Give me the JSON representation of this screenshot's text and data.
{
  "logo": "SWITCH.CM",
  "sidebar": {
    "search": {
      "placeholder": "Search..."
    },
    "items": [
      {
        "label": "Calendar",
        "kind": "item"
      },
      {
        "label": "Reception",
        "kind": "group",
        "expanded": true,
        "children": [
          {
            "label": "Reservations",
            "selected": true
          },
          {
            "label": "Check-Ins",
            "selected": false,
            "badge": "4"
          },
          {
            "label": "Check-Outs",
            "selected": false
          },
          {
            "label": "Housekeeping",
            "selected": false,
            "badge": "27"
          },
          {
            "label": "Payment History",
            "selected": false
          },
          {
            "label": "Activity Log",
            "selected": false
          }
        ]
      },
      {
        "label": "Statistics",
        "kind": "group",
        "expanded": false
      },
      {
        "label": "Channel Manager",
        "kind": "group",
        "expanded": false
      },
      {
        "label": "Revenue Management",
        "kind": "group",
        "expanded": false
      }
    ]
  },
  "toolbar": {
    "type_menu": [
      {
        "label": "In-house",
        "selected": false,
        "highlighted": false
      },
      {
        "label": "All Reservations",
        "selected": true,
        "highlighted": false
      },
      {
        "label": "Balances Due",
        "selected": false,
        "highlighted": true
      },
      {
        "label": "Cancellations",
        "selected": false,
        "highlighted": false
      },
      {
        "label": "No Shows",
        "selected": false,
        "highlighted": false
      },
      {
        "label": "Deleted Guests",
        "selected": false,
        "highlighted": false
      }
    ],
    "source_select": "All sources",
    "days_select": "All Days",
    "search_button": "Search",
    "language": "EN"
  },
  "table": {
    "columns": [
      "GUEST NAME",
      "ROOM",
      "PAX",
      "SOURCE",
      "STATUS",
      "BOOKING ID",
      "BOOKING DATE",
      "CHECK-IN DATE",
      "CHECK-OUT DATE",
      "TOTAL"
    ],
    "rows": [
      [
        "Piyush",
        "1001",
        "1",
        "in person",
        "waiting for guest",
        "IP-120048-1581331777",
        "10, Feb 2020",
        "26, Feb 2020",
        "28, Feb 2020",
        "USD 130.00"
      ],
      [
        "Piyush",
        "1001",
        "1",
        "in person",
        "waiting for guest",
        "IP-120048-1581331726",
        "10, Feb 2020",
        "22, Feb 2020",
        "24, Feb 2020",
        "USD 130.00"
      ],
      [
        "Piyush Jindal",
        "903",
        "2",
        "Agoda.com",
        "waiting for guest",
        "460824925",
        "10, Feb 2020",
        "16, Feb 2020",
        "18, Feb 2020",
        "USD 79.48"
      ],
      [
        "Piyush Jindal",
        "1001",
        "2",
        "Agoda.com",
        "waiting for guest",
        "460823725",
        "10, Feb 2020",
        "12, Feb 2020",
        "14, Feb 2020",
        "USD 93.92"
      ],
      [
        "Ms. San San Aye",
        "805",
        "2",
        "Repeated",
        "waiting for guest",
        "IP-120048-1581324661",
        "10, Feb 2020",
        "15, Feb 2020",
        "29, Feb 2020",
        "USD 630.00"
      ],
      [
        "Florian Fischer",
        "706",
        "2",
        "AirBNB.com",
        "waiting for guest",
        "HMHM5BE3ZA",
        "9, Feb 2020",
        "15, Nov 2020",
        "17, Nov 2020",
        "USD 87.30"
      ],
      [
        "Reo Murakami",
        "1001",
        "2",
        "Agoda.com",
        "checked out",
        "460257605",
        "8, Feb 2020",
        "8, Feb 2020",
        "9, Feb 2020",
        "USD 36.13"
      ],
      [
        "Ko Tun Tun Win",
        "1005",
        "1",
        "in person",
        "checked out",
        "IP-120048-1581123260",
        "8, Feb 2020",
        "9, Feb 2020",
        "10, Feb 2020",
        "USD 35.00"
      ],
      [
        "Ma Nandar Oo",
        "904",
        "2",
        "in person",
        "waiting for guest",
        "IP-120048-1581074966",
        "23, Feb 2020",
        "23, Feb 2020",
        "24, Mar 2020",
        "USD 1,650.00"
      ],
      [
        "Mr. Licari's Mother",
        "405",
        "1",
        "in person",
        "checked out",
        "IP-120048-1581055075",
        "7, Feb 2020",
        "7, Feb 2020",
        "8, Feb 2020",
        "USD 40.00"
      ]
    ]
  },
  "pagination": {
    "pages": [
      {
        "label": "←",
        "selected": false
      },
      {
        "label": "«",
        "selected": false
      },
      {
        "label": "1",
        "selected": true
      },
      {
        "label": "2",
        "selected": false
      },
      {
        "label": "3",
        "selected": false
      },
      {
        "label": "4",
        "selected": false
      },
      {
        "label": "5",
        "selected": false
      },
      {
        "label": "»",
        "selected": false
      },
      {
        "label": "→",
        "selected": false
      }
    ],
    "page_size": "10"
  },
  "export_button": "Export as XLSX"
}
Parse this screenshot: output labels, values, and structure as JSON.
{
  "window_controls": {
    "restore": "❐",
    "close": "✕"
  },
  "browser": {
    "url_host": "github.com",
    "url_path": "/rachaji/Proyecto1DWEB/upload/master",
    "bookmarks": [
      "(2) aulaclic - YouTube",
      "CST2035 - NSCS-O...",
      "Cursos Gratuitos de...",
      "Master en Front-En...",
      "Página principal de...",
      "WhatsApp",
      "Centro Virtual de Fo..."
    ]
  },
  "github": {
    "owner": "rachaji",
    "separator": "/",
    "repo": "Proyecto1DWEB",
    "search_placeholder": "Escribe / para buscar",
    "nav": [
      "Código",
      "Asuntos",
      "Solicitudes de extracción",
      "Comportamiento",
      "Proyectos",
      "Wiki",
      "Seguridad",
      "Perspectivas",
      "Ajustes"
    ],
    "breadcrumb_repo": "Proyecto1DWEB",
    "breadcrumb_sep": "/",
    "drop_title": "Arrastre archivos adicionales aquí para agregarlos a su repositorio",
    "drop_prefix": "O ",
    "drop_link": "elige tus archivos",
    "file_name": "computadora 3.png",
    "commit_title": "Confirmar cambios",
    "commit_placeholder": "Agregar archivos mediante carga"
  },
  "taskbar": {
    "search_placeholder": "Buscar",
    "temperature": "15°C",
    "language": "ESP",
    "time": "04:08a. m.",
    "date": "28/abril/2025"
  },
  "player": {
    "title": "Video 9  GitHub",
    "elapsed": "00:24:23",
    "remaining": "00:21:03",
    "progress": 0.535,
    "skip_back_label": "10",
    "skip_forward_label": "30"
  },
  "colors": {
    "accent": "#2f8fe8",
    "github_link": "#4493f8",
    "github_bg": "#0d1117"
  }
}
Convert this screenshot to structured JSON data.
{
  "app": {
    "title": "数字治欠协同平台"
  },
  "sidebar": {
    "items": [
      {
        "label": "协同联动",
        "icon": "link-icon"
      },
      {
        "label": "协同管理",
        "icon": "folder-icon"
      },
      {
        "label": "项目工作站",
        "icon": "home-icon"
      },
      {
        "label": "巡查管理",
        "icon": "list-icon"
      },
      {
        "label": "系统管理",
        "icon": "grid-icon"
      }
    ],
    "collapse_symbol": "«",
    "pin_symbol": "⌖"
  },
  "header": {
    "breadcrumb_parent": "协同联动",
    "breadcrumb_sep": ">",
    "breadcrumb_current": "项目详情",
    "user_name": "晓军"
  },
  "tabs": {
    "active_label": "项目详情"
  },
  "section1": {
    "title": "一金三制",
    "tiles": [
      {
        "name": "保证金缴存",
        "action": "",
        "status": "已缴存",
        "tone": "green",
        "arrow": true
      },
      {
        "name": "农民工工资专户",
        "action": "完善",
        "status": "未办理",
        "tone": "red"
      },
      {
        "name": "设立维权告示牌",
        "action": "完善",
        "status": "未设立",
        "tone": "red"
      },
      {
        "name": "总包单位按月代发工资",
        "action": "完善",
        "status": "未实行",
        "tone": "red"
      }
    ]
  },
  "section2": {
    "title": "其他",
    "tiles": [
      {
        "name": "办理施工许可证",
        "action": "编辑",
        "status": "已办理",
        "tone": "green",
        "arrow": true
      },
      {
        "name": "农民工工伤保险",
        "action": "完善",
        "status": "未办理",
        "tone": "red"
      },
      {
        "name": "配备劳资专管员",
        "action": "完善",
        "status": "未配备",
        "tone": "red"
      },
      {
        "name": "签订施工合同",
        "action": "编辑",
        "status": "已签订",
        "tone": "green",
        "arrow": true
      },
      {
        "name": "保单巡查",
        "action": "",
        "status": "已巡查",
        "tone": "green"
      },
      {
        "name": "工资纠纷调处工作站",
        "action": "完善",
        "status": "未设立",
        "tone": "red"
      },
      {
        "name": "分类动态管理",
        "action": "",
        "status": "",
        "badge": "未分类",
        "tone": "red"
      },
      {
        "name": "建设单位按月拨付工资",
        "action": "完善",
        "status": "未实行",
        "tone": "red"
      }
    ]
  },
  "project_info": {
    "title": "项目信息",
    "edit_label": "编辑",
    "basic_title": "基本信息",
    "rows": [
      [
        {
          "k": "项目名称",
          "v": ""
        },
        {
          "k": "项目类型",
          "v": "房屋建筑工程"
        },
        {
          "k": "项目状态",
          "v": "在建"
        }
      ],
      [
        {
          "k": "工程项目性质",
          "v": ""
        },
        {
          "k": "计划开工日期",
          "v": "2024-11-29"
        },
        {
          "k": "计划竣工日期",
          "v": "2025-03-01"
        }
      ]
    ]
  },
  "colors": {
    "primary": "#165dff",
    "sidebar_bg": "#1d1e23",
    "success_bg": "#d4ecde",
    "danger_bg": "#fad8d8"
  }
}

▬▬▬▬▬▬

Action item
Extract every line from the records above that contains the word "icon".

Task response
        "icon": "link-icon"
        "icon": "folder-icon"
        "icon": "home-icon"
        "icon": "list-icon"
        "icon": "grid-icon"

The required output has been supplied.